(Data records)
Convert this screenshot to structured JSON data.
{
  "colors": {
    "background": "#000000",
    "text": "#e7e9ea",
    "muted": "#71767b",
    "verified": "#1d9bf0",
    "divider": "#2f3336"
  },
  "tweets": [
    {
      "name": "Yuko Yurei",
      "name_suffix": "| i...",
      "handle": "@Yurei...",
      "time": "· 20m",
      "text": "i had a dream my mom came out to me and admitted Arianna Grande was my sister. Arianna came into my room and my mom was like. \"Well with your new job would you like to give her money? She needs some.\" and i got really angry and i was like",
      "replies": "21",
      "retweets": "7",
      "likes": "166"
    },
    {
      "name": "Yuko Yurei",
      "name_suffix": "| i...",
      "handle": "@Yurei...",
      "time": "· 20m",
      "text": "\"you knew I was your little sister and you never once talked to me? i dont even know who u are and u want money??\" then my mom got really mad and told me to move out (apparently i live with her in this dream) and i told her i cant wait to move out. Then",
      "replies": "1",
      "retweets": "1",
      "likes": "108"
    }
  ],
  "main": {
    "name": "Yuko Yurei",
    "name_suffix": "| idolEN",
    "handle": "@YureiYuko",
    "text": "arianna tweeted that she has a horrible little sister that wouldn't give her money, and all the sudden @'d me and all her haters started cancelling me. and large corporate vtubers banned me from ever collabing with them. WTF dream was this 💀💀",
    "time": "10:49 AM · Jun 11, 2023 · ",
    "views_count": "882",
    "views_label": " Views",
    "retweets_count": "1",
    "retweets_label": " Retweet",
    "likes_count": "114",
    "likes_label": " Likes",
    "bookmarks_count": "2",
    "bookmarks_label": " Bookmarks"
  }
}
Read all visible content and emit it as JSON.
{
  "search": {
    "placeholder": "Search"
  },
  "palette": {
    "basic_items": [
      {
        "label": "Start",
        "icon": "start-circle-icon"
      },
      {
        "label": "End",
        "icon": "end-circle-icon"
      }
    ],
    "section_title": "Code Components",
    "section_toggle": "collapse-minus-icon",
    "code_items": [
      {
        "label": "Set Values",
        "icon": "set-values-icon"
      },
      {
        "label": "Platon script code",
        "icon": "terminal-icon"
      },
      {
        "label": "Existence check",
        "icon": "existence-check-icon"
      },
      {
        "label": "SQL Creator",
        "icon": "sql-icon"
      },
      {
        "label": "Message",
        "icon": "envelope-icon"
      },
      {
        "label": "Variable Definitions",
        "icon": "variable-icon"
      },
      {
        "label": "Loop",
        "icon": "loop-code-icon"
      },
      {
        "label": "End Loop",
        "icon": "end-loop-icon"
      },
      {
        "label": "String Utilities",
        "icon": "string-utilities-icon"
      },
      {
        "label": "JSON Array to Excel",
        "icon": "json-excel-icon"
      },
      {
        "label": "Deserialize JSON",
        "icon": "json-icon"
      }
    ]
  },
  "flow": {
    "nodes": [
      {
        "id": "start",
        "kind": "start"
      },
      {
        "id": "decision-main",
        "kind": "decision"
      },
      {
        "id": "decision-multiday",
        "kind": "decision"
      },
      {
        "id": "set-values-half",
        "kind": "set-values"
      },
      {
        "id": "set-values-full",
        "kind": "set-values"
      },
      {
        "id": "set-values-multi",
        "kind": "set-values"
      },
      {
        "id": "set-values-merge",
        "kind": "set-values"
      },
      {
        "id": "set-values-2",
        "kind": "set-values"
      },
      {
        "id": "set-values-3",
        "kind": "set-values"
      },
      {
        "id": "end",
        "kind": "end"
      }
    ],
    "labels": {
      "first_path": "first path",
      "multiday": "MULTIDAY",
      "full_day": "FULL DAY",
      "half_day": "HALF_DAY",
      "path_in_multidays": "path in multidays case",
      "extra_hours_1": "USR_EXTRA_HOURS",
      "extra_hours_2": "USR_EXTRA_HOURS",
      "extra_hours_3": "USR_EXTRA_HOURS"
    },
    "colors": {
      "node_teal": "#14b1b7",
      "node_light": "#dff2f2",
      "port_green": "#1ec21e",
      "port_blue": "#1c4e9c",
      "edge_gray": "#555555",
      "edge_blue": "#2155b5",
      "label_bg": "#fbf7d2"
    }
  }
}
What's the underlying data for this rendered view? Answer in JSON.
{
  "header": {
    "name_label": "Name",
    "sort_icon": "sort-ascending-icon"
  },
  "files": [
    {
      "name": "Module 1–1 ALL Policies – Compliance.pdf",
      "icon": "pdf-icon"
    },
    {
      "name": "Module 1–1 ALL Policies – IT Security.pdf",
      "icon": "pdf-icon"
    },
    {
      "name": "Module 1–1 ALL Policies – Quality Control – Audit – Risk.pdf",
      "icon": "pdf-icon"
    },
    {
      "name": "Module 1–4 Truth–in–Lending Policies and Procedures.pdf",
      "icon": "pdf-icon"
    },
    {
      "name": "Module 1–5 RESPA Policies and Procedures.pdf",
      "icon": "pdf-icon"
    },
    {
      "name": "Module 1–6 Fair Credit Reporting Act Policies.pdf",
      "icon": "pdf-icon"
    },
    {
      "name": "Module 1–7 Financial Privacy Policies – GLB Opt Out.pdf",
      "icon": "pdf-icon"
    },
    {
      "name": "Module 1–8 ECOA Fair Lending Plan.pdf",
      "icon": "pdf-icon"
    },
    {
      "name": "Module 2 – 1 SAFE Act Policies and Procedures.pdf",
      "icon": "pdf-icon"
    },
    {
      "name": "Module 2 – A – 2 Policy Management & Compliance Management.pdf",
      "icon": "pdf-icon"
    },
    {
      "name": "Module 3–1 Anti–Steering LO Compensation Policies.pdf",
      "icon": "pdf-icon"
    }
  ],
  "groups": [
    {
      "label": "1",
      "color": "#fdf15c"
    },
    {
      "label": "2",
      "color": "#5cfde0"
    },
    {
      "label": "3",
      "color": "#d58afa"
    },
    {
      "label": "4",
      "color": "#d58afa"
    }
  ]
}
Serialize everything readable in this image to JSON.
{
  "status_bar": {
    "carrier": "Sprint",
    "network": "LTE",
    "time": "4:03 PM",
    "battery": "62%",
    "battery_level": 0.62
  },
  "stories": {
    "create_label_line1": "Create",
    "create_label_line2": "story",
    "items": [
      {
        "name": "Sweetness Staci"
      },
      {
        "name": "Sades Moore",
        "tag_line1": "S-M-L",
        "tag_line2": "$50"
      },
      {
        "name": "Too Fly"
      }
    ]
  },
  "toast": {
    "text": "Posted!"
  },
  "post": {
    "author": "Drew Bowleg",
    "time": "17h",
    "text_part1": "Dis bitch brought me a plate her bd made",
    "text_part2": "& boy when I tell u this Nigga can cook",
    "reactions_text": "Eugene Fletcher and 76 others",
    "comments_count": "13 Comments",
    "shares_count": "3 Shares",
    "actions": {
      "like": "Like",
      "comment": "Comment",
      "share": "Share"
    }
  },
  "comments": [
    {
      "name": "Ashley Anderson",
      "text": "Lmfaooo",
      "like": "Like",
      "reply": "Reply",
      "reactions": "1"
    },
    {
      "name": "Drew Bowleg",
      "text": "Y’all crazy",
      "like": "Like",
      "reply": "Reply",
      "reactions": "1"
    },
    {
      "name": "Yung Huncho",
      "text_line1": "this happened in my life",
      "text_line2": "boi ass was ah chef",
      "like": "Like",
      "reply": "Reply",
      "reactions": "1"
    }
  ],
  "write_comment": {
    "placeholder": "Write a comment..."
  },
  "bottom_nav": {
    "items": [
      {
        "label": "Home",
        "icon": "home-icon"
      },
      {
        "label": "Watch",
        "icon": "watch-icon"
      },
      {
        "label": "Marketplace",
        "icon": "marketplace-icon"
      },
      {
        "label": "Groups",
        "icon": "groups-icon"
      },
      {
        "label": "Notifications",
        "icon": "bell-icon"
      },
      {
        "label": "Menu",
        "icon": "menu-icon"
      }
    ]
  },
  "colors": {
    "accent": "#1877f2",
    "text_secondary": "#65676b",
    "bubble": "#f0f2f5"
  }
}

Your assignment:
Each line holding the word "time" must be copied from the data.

Written solution:
      "time": "· 20m",
      "time": "· 20m",
    "time": "10:49 AM · Jun 11, 2023 · ",
    "time": "4:03 PM",
    "time": "17h",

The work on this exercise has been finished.